Added thoughts on the Christian and amusement 

Dear editor,

I would like to add some thoughts to Rev. Mahtani’s  timely article “Amusement: The mind’s escape from reality.”  [SB, Sept. 1, 2021]

Rev. Mahtani writes, “God gives us time for leisure.”  The Lord made the beautiful creation, the birds,  fields, mountains, flowers, that we may enjoy them in  a leisurely stroll or garden work. The Lord “gives His  beloved sleep,” in which restful sleep we do not at all  think about reality but “escape” it. He gives us six days  to labor, and the seventh to “rest.” God gives us wine  “to make the hearts of men merry.” He enjoins us to  “enjoy the fruit of our labors.”

All these amusements are to be used in the service of  God. “Do all for the glory of God,” even playing video  games. How do we do this? While one way is certainly  that it glorifies God when we enjoy the good things He  has gifted us with, I’d like to point out another aspect,  in connection with which Rev. Mahtani writes, “diversions  as reprieve from the difficult realities of life are  not necessarily sin…in measure, we may receive them.” I believe we can go a step further: such diversions are  even necessary in the Christian life.

The wise Christian understands his own weaknesses,  and that traversing through this dry and hot desert of  sin and strenuous labor requires occasional (sometimes  even frequent) refreshing rests at a cool oasis. This required  rest is not only spiritual (praying, Sabbath observance,  etc.) but also physical, emotional, and psychological,  for we belong to our Savior in soul and body. “The  Lord knoweth our frame, that we are dust,” and in His  kindness partly provides ‘amusement’ for it.

The mother who has a stressful, busy day with her  kids needs regular “downtime” to have a bath and read  good fiction. The minister benefits from team sports  activities where for an hour his mind is immersed in  chasing the ball and physically competing with other  men. And, of course, it is integral to healthy childhood  that children play.

Combined with spiritual refreshment, the mother  and minister are then strengthened in both soul and  body (which includes also the mind) to engage again in  the labors of the kingdom.

“Wherefore let him that thinketh he standeth, take  heed lest he fall,” is true also for our approach to  amusement. Beware, lest we think that we are stronger  than we are, and despise the amusement God provides  for us. Christian ministers and men sometimes have a  “burn out.” Sometimes covenant homes become places  of constant shouting and stress. How many of these  situations could have been avoided through a healthy  use of amusement?

Thus, amusement is used by the wise Christian not  as an escape from his Christian duties but as an indispensable  and God-given aid to it. In this way, it is to  be used in a good conscience, to God’s glory. It ought  not merely be tolerated as a necessary evil, or as something  stronger Christians tolerate in weaker Christians.  There is Christian liberty in how much and what kind  of non-sinful amusement is needed, but not in whether  it is needed.

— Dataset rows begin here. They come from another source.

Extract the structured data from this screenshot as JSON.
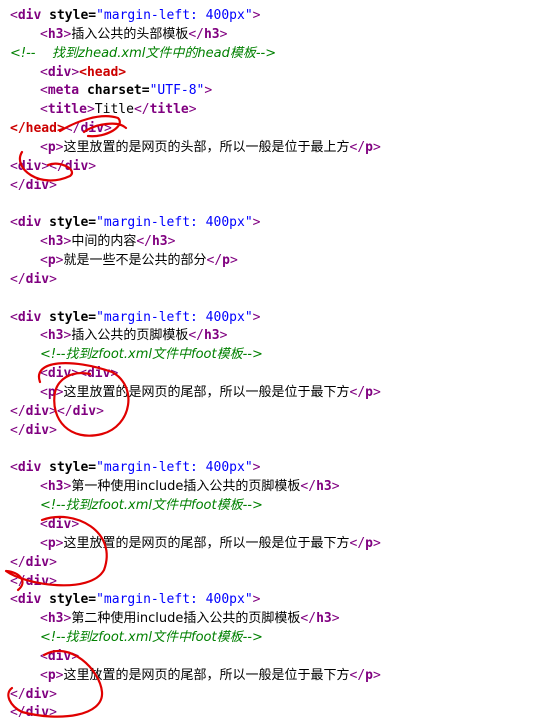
{
  "code_lines": [
    {
      "indent": 10,
      "tokens": [
        {
          "t": "<",
          "c": "tag"
        },
        {
          "t": "div",
          "c": "tagbold"
        },
        {
          "t": " style=",
          "c": "attr"
        },
        {
          "t": "\"margin-left: 400px\"",
          "c": "str"
        },
        {
          "t": ">",
          "c": "tag"
        }
      ]
    },
    {
      "indent": 40,
      "tokens": [
        {
          "t": "<",
          "c": "tag"
        },
        {
          "t": "h3",
          "c": "tagbold"
        },
        {
          "t": ">",
          "c": "tag"
        },
        {
          "t": "插入公共的头部模板",
          "c": "plain"
        },
        {
          "t": "</",
          "c": "tag"
        },
        {
          "t": "h3",
          "c": "tagbold"
        },
        {
          "t": ">",
          "c": "tag"
        }
      ]
    },
    {
      "indent": 10,
      "tokens": [
        {
          "t": "<!--    找到zhead.xml文件中的head模板-->",
          "c": "comment"
        }
      ]
    },
    {
      "indent": 40,
      "tokens": [
        {
          "t": "<",
          "c": "tag"
        },
        {
          "t": "div",
          "c": "tagbold"
        },
        {
          "t": ">",
          "c": "tag"
        },
        {
          "t": "<",
          "c": "red"
        },
        {
          "t": "head",
          "c": "red"
        },
        {
          "t": ">",
          "c": "red"
        }
      ]
    },
    {
      "indent": 40,
      "tokens": [
        {
          "t": "<",
          "c": "tag"
        },
        {
          "t": "meta",
          "c": "tagbold"
        },
        {
          "t": " charset=",
          "c": "attr"
        },
        {
          "t": "\"UTF-8\"",
          "c": "str"
        },
        {
          "t": ">",
          "c": "tag"
        }
      ]
    },
    {
      "indent": 40,
      "tokens": [
        {
          "t": "<",
          "c": "tag"
        },
        {
          "t": "title",
          "c": "tagbold"
        },
        {
          "t": ">",
          "c": "tag"
        },
        {
          "t": "Title",
          "c": "plain"
        },
        {
          "t": "</",
          "c": "tag"
        },
        {
          "t": "title",
          "c": "tagbold"
        },
        {
          "t": ">",
          "c": "tag"
        }
      ]
    },
    {
      "indent": 10,
      "tokens": [
        {
          "t": "</",
          "c": "red"
        },
        {
          "t": "head",
          "c": "red"
        },
        {
          "t": ">",
          "c": "red"
        },
        {
          "t": "</",
          "c": "tag"
        },
        {
          "t": "div",
          "c": "tagbold"
        },
        {
          "t": ">",
          "c": "tag"
        }
      ]
    },
    {
      "indent": 40,
      "tokens": [
        {
          "t": "<",
          "c": "tag"
        },
        {
          "t": "p",
          "c": "tagbold"
        },
        {
          "t": ">",
          "c": "tag"
        },
        {
          "t": "这里放置的是网页的头部，所以一般是位于最上方",
          "c": "plain"
        },
        {
          "t": "</",
          "c": "tag"
        },
        {
          "t": "p",
          "c": "tagbold"
        },
        {
          "t": ">",
          "c": "tag"
        }
      ]
    },
    {
      "indent": 10,
      "tokens": [
        {
          "t": "<",
          "c": "tag"
        },
        {
          "t": "div",
          "c": "tagbold"
        },
        {
          "t": ">",
          "c": "tag"
        },
        {
          "t": "</",
          "c": "tag"
        },
        {
          "t": "div",
          "c": "tagbold"
        },
        {
          "t": ">",
          "c": "tag"
        }
      ]
    },
    {
      "indent": 10,
      "tokens": [
        {
          "t": "</",
          "c": "tag"
        },
        {
          "t": "div",
          "c": "tagbold"
        },
        {
          "t": ">",
          "c": "tag"
        }
      ]
    },
    {
      "indent": 10,
      "tokens": []
    },
    {
      "indent": 10,
      "tokens": [
        {
          "t": "<",
          "c": "tag"
        },
        {
          "t": "div",
          "c": "tagbold"
        },
        {
          "t": " style=",
          "c": "attr"
        },
        {
          "t": "\"margin-left: 400px\"",
          "c": "str"
        },
        {
          "t": ">",
          "c": "tag"
        }
      ]
    },
    {
      "indent": 40,
      "tokens": [
        {
          "t": "<",
          "c": "tag"
        },
        {
          "t": "h3",
          "c": "tagbold"
        },
        {
          "t": ">",
          "c": "tag"
        },
        {
          "t": "中间的内容",
          "c": "plain"
        },
        {
          "t": "</",
          "c": "tag"
        },
        {
          "t": "h3",
          "c": "tagbold"
        },
        {
          "t": ">",
          "c": "tag"
        }
      ]
    },
    {
      "indent": 40,
      "tokens": [
        {
          "t": "<",
          "c": "tag"
        },
        {
          "t": "p",
          "c": "tagbold"
        },
        {
          "t": ">",
          "c": "tag"
        },
        {
          "t": "就是一些不是公共的部分",
          "c": "plain"
        },
        {
          "t": "</",
          "c": "tag"
        },
        {
          "t": "p",
          "c": "tagbold"
        },
        {
          "t": ">",
          "c": "tag"
        }
      ]
    },
    {
      "indent": 10,
      "tokens": [
        {
          "t": "</",
          "c": "tag"
        },
        {
          "t": "div",
          "c": "tagbold"
        },
        {
          "t": ">",
          "c": "tag"
        }
      ]
    },
    {
      "indent": 10,
      "tokens": []
    },
    {
      "indent": 10,
      "tokens": [
        {
          "t": "<",
          "c": "tag"
        },
        {
          "t": "div",
          "c": "tagbold"
        },
        {
          "t": " style=",
          "c": "attr"
        },
        {
          "t": "\"margin-left: 400px\"",
          "c": "str"
        },
        {
          "t": ">",
          "c": "tag"
        }
      ]
    },
    {
      "indent": 40,
      "tokens": [
        {
          "t": "<",
          "c": "tag"
        },
        {
          "t": "h3",
          "c": "tagbold"
        },
        {
          "t": ">",
          "c": "tag"
        },
        {
          "t": "插入公共的页脚模板",
          "c": "plain"
        },
        {
          "t": "</",
          "c": "tag"
        },
        {
          "t": "h3",
          "c": "tagbold"
        },
        {
          "t": ">",
          "c": "tag"
        }
      ]
    },
    {
      "indent": 40,
      "tokens": [
        {
          "t": "<!--找到zfoot.xml文件中foot模板-->",
          "c": "comment"
        }
      ]
    },
    {
      "indent": 40,
      "tokens": [
        {
          "t": "<",
          "c": "tag"
        },
        {
          "t": "div",
          "c": "tagbold"
        },
        {
          "t": ">",
          "c": "tag"
        },
        {
          "t": "<",
          "c": "tag"
        },
        {
          "t": "div",
          "c": "tagbold"
        },
        {
          "t": ">",
          "c": "tag"
        }
      ]
    },
    {
      "indent": 40,
      "tokens": [
        {
          "t": "<",
          "c": "tag"
        },
        {
          "t": "p",
          "c": "tagbold"
        },
        {
          "t": ">",
          "c": "tag"
        },
        {
          "t": "这里放置的是网页的尾部，所以一般是位于最下方",
          "c": "plain"
        },
        {
          "t": "</",
          "c": "tag"
        },
        {
          "t": "p",
          "c": "tagbold"
        },
        {
          "t": ">",
          "c": "tag"
        }
      ]
    },
    {
      "indent": 10,
      "tokens": [
        {
          "t": "</",
          "c": "tag"
        },
        {
          "t": "div",
          "c": "tagbold"
        },
        {
          "t": ">",
          "c": "tag"
        },
        {
          "t": "</",
          "c": "tag"
        },
        {
          "t": "div",
          "c": "tagbold"
        },
        {
          "t": ">",
          "c": "tag"
        }
      ]
    },
    {
      "indent": 10,
      "tokens": [
        {
          "t": "</",
          "c": "tag"
        },
        {
          "t": "div",
          "c": "tagbold"
        },
        {
          "t": ">",
          "c": "tag"
        }
      ]
    },
    {
      "indent": 10,
      "tokens": []
    },
    {
      "indent": 10,
      "tokens": [
        {
          "t": "<",
          "c": "tag"
        },
        {
          "t": "div",
          "c": "tagbold"
        },
        {
          "t": " style=",
          "c": "attr"
        },
        {
          "t": "\"margin-left: 400px\"",
          "c": "str"
        },
        {
          "t": ">",
          "c": "tag"
        }
      ]
    },
    {
      "indent": 40,
      "tokens": [
        {
          "t": "<",
          "c": "tag"
        },
        {
          "t": "h3",
          "c": "tagbold"
        },
        {
          "t": ">",
          "c": "tag"
        },
        {
          "t": "第一种使用include插入公共的页脚模板",
          "c": "plain"
        },
        {
          "t": "</",
          "c": "tag"
        },
        {
          "t": "h3",
          "c": "tagbold"
        },
        {
          "t": ">",
          "c": "tag"
        }
      ]
    },
    {
      "indent": 40,
      "tokens": [
        {
          "t": "<!--找到zfoot.xml文件中foot模板-->",
          "c": "comment"
        }
      ]
    },
    {
      "indent": 40,
      "tokens": [
        {
          "t": "<",
          "c": "tag"
        },
        {
          "t": "div",
          "c": "tagbold"
        },
        {
          "t": ">",
          "c": "tag"
        }
      ]
    },
    {
      "indent": 40,
      "tokens": [
        {
          "t": "<",
          "c": "tag"
        },
        {
          "t": "p",
          "c": "tagbold"
        },
        {
          "t": ">",
          "c": "tag"
        },
        {
          "t": "这里放置的是网页的尾部，所以一般是位于最下方",
          "c": "plain"
        },
        {
          "t": "</",
          "c": "tag"
        },
        {
          "t": "p",
          "c": "tagbold"
        },
        {
          "t": ">",
          "c": "tag"
        }
      ]
    },
    {
      "indent": 10,
      "tokens": [
        {
          "t": "</",
          "c": "tag"
        },
        {
          "t": "div",
          "c": "tagbold"
        },
        {
          "t": ">",
          "c": "tag"
        }
      ]
    },
    {
      "indent": 10,
      "tokens": [
        {
          "t": "</",
          "c": "tag"
        },
        {
          "t": "div",
          "c": "tagbold"
        },
        {
          "t": ">",
          "c": "tag"
        }
      ]
    },
    {
      "indent": 10,
      "tokens": [
        {
          "t": "<",
          "c": "tag"
        },
        {
          "t": "div",
          "c": "tagbold"
        },
        {
          "t": " style=",
          "c": "attr"
        },
        {
          "t": "\"margin-left: 400px\"",
          "c": "str"
        },
        {
          "t": ">",
          "c": "tag"
        }
      ]
    },
    {
      "indent": 40,
      "tokens": [
        {
          "t": "<",
          "c": "tag"
        },
        {
          "t": "h3",
          "c": "tagbold"
        },
        {
          "t": ">",
          "c": "tag"
        },
        {
          "t": "第二种使用include插入公共的页脚模板",
          "c": "plain"
        },
        {
          "t": "</",
          "c": "tag"
        },
        {
          "t": "h3",
          "c": "tagbold"
        },
        {
          "t": ">",
          "c": "tag"
        }
      ]
    },
    {
      "indent": 40,
      "tokens": [
        {
          "t": "<!--找到zfoot.xml文件中foot模板-->",
          "c": "comment"
        }
      ]
    },
    {
      "indent": 40,
      "tokens": [
        {
          "t": "<",
          "c": "tag"
        },
        {
          "t": "div",
          "c": "tagbold"
        },
        {
          "t": ">",
          "c": "tag"
        }
      ]
    },
    {
      "indent": 40,
      "tokens": [
        {
          "t": "<",
          "c": "tag"
        },
        {
          "t": "p",
          "c": "tagbold"
        },
        {
          "t": ">",
          "c": "tag"
        },
        {
          "t": "这里放置的是网页的尾部，所以一般是位于最下方",
          "c": "plain"
        },
        {
          "t": "</",
          "c": "tag"
        },
        {
          "t": "p",
          "c": "tagbold"
        },
        {
          "t": ">",
          "c": "tag"
        }
      ]
    },
    {
      "indent": 10,
      "tokens": [
        {
          "t": "</",
          "c": "tag"
        },
        {
          "t": "div",
          "c": "tagbold"
        },
        {
          "t": ">",
          "c": "tag"
        }
      ]
    },
    {
      "indent": 10,
      "tokens": [
        {
          "t": "</",
          "c": "tag"
        },
        {
          "t": "div",
          "c": "tagbold"
        },
        {
          "t": ">",
          "c": "tag"
        }
      ]
    }
  ],
  "colors": {
    "tag": "#800080",
    "attribute": "#000000",
    "string": "#0000ff",
    "comment": "#008000",
    "highlight": "#cc0000",
    "annotation_ink": "#e00000",
    "background": "#ffffff"
  }
}
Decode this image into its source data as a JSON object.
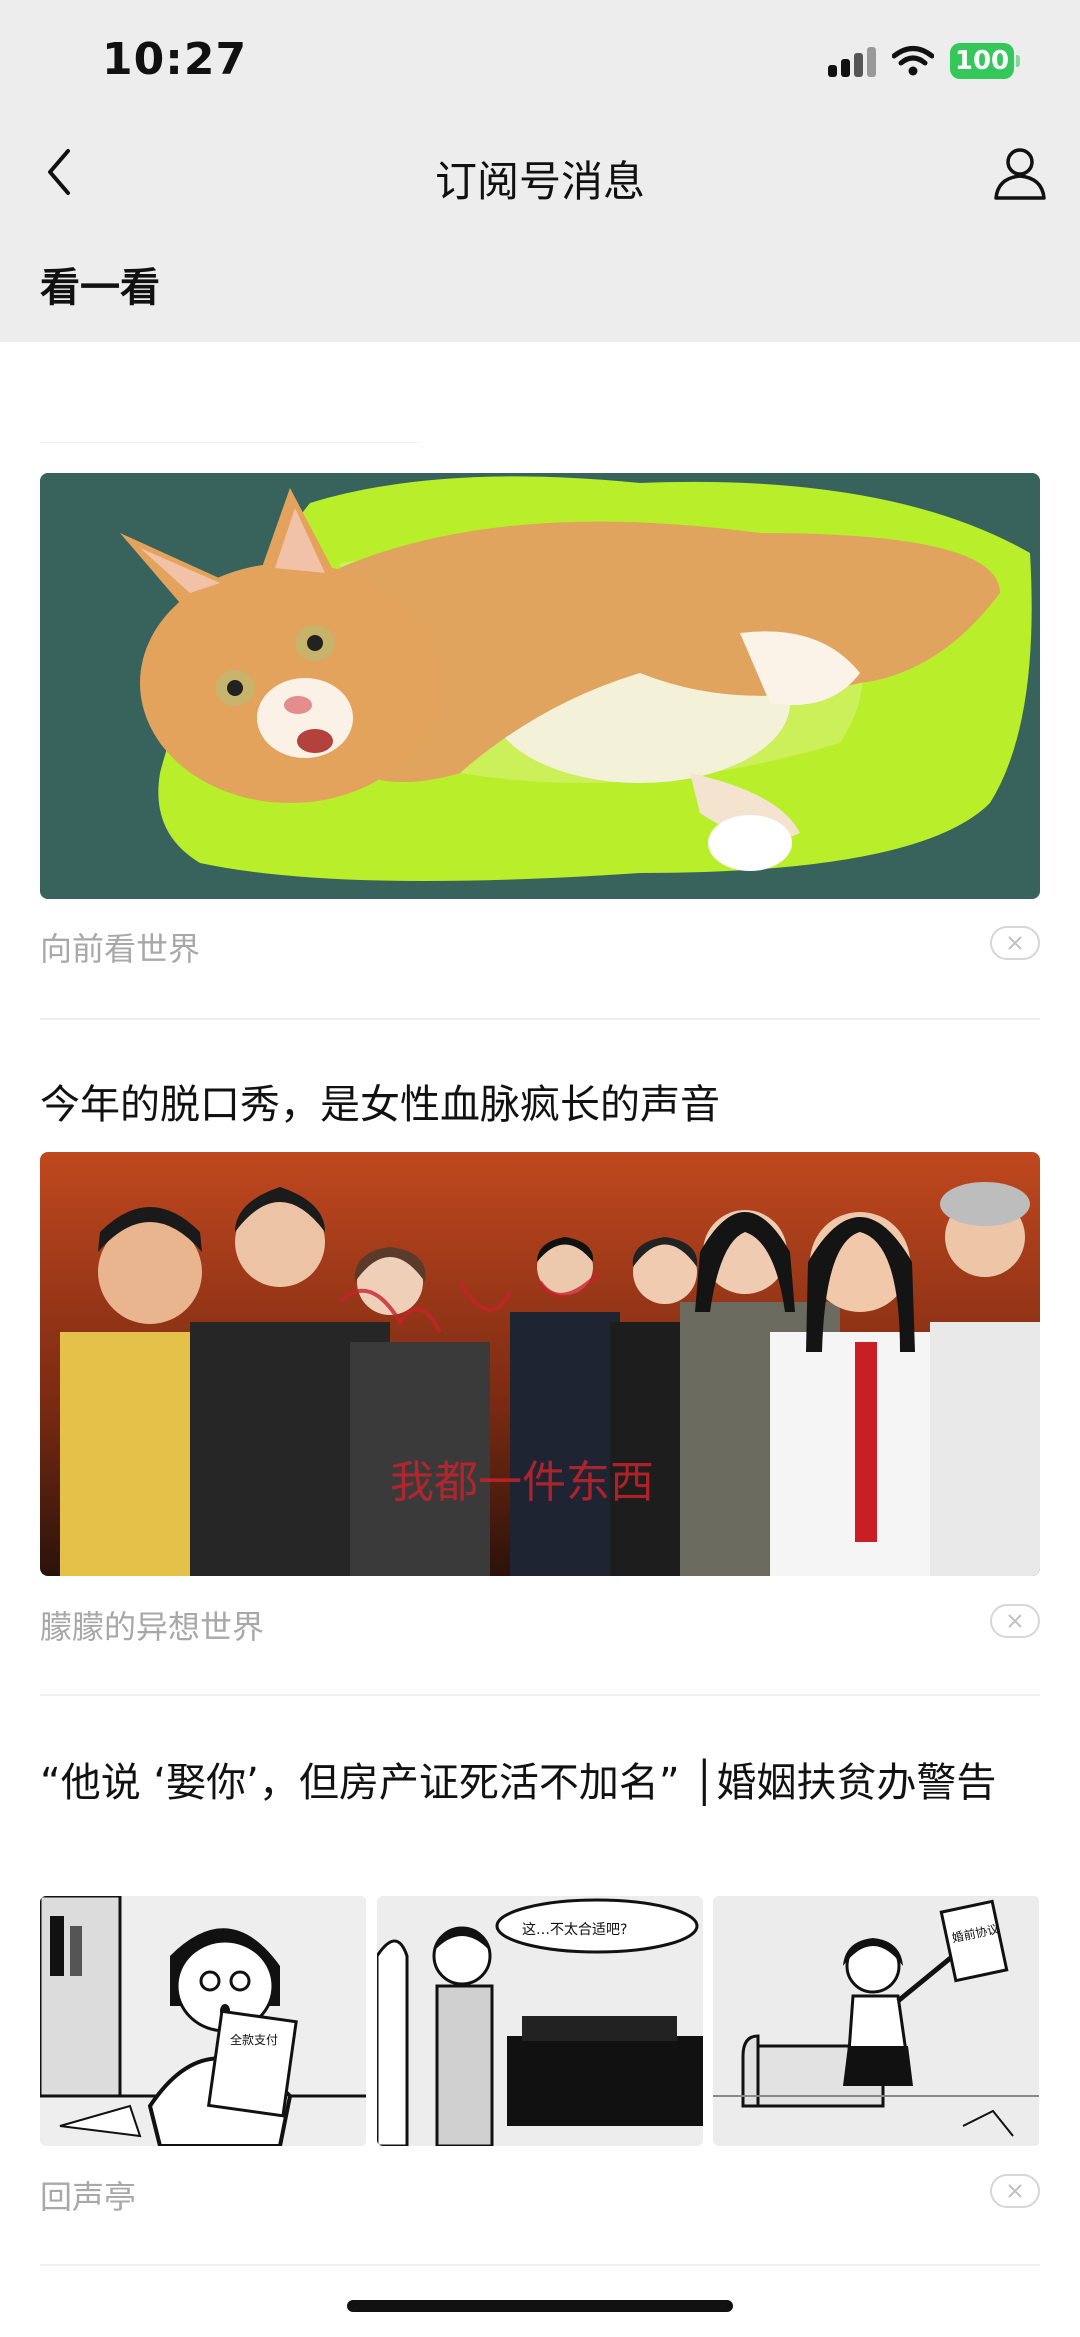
{
  "status": {
    "time": "10:27",
    "battery": "100"
  },
  "nav": {
    "title": "订阅号消息"
  },
  "section": {
    "label": "看一看"
  },
  "cards": [
    {
      "source": "向前看世界"
    },
    {
      "title": "今年的脱口秀，是女性血脉疯长的声音",
      "source": "朦朦的异想世界",
      "overlay_text": "我都一件东西"
    },
    {
      "title": "“他说 ‘娶你’，但房产证死活不加名” │婚姻扶贫办警告",
      "source": "回声亭",
      "panel_texts": {
        "doc": "全款支付",
        "bubble": "这…不太合适吧?",
        "sign": "婚前协议"
      }
    }
  ],
  "colors": {
    "battery": "#34c759",
    "header_bg": "#ededed",
    "cat_bed": "#b9ee2a"
  }
}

In conclusion, it seems to me a key criteria to help us  Christians properly evaluate and control our (non-sinful)  amusement activities is this: Is our amusement  helping us, or hindering us, from leading godly lives?

Yours in Christ, 
Manuel Kuhs  
Member of the Covenant Protestant Reformed  
Church, Ballymena, Northern Ireland

Thanks for the SB in prison

Dear Standard Bearer,

 I am writing to inform you that you may end my  subscription to your magazine as of October 1, 2021.  This subscription was provided by Trinity PRC [Hudsonville,  MI]. Please extend my thanks to them for this  subscription and the many books that they have sent to  me over the past couple of years.

I would also like to thank you for the many wonderful  articles I have read over the years. They have provided  many insights to some of the teachings of Calvin,  Herman Hoeksema, David Engelsma, Herman Hanko,  etc., just to name a few from the great Reverends from  the PRCA. I do plan on renewing my subscription….

I would like to thank everyone at the Standard Bearer  and PRCA for being willing to reach out to prisoners.  I can’t even begin to tell you how much knowledge I  have gained and how much I have grown. You have  also helped me introduce the Word of God to other men  in the system along with members of my family.

May God the Father continue to bless your church  according to His will.

Anthony Corbin  
Garland, TX